Understanding this offer requires conditional reasoning—the ability to draw appropriate inferences about a conditional rule of the form “If P then Q.” Psychologists interested in logical reasoning found that when people are asked to look for violations of conditional rules that do not involve social exchange, performance is poor. But performance is excellent when the conditional rule involves social exchange and looking for violations corresponds to looking for cheaters. Subsequent tests show that this is not because social exchange activates logical reasoning abilities; instead, it activates inferences that are adaptive when applied to social exchange but not when applied to conditional rules involving other topics.
The cheater-detection mechanism looks for cheaters, not cheating; that is, it looks for people who have intentionally taken the benefit specified in a social exchange rule without satisfying the requirement. It is not good at detecting violations caused by innocent mistakes, even if they result in someone being cheated. Nor can it detect violations of rules lacking a benefit: Conditional rules specifying what a person is required to do, without offering to provide a benefit in exchange for satisfying this requirement, are not social exchanges and do not elicit good violation detection.
Good performance in detecting cheaters does not depend on experience with an advanced market economy: Hunter-horticulturalists in the Amazonian rainforest are as good at detecting cheaters as are college students in the United States, Europe, and Asia. Familiarity is irrelevant: Performance is excellent for novel, culturally unfamiliar social exchange rules but poor for familiar rules not involving social exchange. By age 3, children understand what counts as cheating in social exchange but not what counts as violating conditional rules describing the world. That is, the cheater-detection mechanism develops early and across cultures.
Brain damage can impair cheater detection without damaging one’s ability to detect violations of logically identical social rules that do not involve social exchange. Neuroimaging results show that reasoning about cheaters in social exchange produces different patterns of brain activation than reasoning about other social rules. This is further evidence that cheater detection is caused by a specialized mechanism in the human mind/brain.
Importance of Cheater-Detection Mechanism
This research shows that evolutionary biology can help one discover new mechanisms of the mind and supports the idea that minds are composed of many specialized programs.
- Cosmides, L., & Tooby, J. (2005). Neurocognitive adaptations designed for social exchange. In D. M. Buss (Ed.), Handbook of evolutionary psychology (pp. 584-627). Hoboken, NJ: Wiley.

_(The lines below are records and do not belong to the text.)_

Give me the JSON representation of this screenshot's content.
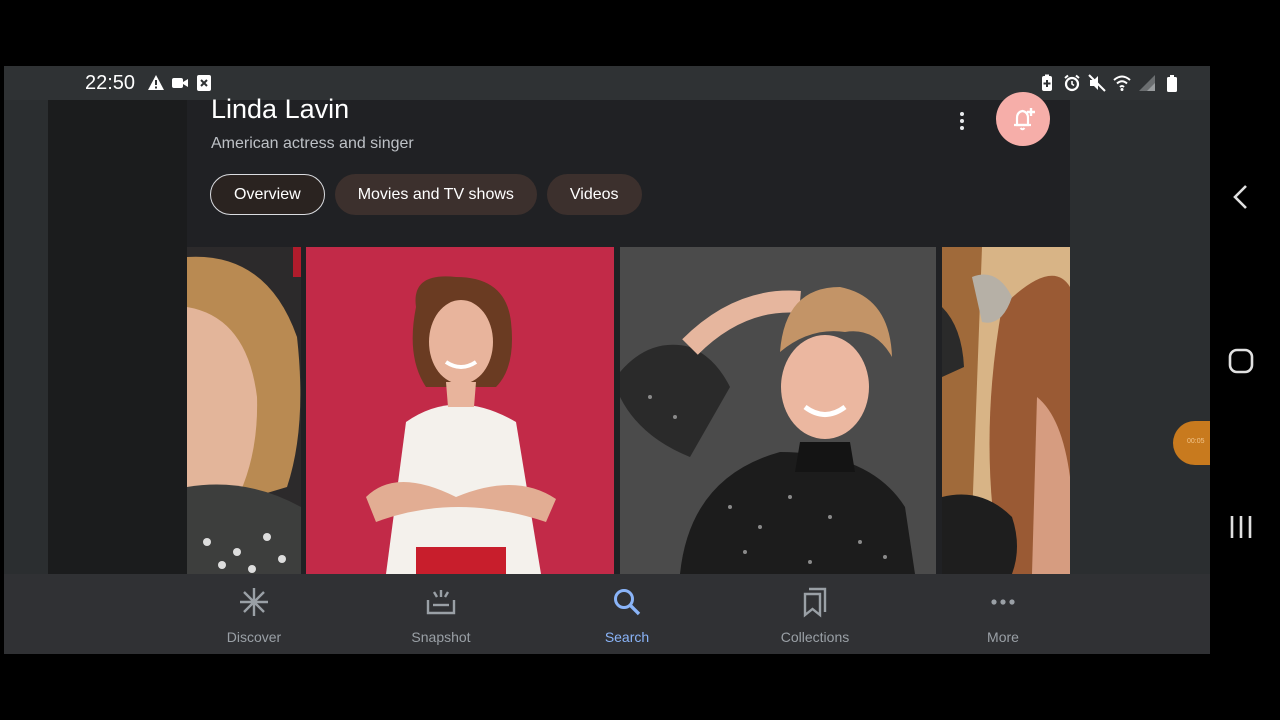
{
  "status_bar": {
    "time": "22:50",
    "left_icons": [
      "warning-icon",
      "video-camera-icon",
      "close-box-icon"
    ],
    "right_icons": [
      "battery-saver-icon",
      "alarm-icon",
      "mute-icon",
      "wifi-icon",
      "signal-icon",
      "battery-icon"
    ]
  },
  "entity": {
    "title": "Linda Lavin",
    "subtitle": "American actress and singer"
  },
  "actions": {
    "more_icon": "more-vertical-icon",
    "follow_icon": "notification-add-icon",
    "follow_color": "#f6aea9"
  },
  "tabs": [
    {
      "label": "Overview",
      "active": true
    },
    {
      "label": "Movies and TV shows",
      "active": false
    },
    {
      "label": "Videos",
      "active": false
    }
  ],
  "photos": [
    "photo-1",
    "photo-2",
    "photo-3",
    "photo-4"
  ],
  "side_handle": {
    "text": "00:05"
  },
  "bottom_nav": [
    {
      "label": "Discover",
      "icon": "asterisk-icon",
      "active": false
    },
    {
      "label": "Snapshot",
      "icon": "snapshot-icon",
      "active": false
    },
    {
      "label": "Search",
      "icon": "search-icon",
      "active": true
    },
    {
      "label": "Collections",
      "icon": "bookmarks-icon",
      "active": false
    },
    {
      "label": "More",
      "icon": "more-horizontal-icon",
      "active": false
    }
  ],
  "system_nav": [
    "back-icon",
    "home-icon",
    "recents-icon"
  ],
  "colors": {
    "accent": "#8ab4f8",
    "tab_bg": "#3c302d",
    "background": "#202124"
  }
}
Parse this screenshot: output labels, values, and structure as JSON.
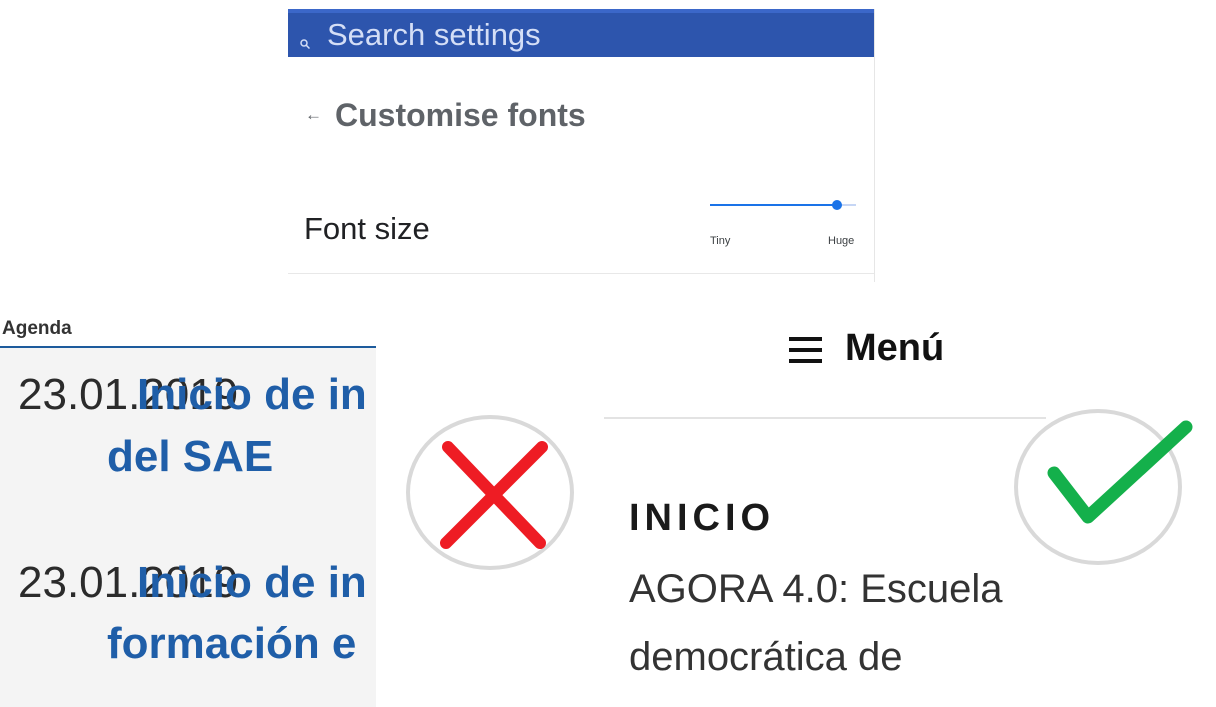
{
  "settings": {
    "search_placeholder": "Search settings",
    "back_icon": "arrow-back-icon",
    "title": "Customise fonts",
    "font_size_label": "Font size",
    "slider": {
      "min_label": "Tiny",
      "max_label": "Huge",
      "value_fraction": 0.87
    },
    "colors": {
      "search_bar": "#2d55ad",
      "accent": "#1a73e8"
    }
  },
  "agenda": {
    "title": "Agenda",
    "items": [
      {
        "date": "23.01.2019",
        "title_line1": "Inicio de in",
        "title_line2": "del SAE"
      },
      {
        "date": "23.01.2019",
        "title_line1": "Inicio de in",
        "title_line2": "formación e"
      }
    ],
    "colors": {
      "link": "#1f5ea8",
      "background": "#f4f4f4"
    }
  },
  "marks": {
    "wrong_icon": "red-cross-icon",
    "right_icon": "green-checkmark-icon",
    "colors": {
      "wrong": "#ee1c24",
      "right": "#14b04b"
    }
  },
  "menu": {
    "icon": "hamburger-menu-icon",
    "label": "Menú",
    "section": "INICIO",
    "entry_lines": [
      "AGORA 4.0: Escuela",
      "democrática de"
    ]
  }
}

- Ermer, E., Guerin, S., Cosmides, L., Tooby, J., & Miller, M. (2006). Theory of mind broad and narrow: Reasoning about social exchange engages TOM areas, precautionary reasoning does not. Social Neuroscience, 2(3-4), 196-219.